Our findings in a singlehanded practice may not be generalisable to others. However, a method that invokes an in depth review of the referral process is more likely to produce practical context specific suggestions for change than a population based methodology which searches for broader explanatory variables, targets, guidelines, rules, or other generalisations that are not context sensitive. The next stage in the development of our method would be to apply it to a wider sample of practices. This would test our results and provide a basis for the definition of core skills for general practitioners.
Independent peer review is challenging for general practitioners because it provides an assessment of needs and raises organisational, resource, and personal issues to address. This study also provided more evidence to justify transfer of local resources from secondary to primary care, and it confirmed the high cost of poor communication between secondary and primary care. There is some encouraging evidence of improved communication between 1991 and 1993,8 but among both doctors and managers of hospitals there is still room for improvement. We conclude that general practitioners could reduce demands on specialists if the workforce in primary care was increased sufficiently to cope with demand, if there was easy access to intermediate care, if there was an improvement in communication between hospitals and general practices, and if the team resources available to general practitioners were enhanced and managed in house. We plan a larger study with similar methodology to test our conclusions on a more representative sample of general practitioners.
Example of poor communication by hospitals

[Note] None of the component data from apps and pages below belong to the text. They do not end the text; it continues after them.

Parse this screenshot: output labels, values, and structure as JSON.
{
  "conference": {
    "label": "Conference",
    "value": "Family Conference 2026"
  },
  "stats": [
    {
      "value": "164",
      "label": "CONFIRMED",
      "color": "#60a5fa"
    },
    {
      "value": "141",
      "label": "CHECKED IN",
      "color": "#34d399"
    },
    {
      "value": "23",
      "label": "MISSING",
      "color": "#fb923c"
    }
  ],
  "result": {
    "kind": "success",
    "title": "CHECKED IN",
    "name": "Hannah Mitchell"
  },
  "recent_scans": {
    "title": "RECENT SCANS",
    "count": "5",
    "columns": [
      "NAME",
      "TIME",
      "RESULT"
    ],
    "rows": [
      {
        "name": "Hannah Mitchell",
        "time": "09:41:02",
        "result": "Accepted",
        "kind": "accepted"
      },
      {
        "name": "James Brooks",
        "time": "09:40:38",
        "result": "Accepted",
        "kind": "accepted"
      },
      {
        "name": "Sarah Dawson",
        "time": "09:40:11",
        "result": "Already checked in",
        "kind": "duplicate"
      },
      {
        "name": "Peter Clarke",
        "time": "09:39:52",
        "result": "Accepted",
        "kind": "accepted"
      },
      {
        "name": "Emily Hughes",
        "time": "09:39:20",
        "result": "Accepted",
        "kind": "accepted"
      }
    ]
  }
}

Case 1 - A 71 year old man had been seen by a urology department because of outflow obstruction and recurrent urinary tract infections. He had received an intravenous pyelogram and was discharged in July, having been told that the result would be reviewed at the outpatient department in the near future. In October of the same year he contacted his general practitioner and queried the arrangements for follow up at the outpatient department. Although it was possible to obtain a verbal report of the intravenous pyelogram - “A smallish right kidney” - this was not sufficient to allow the patient to be advised, and he was referred again to the urology department. Improved communication in terms of speed and content would have enabled this patient to have been managed in general practice.
Case 2 - A 25 year old man was discharged from hospital after arthroscopy of the right shoulder. His general practitioner did not receive any information about the operation, and apparently no indication was given to the patient about future management or the suitability of returning to work. In view of this lack of information, the patient was referred back to the orthopaedic outpatient department.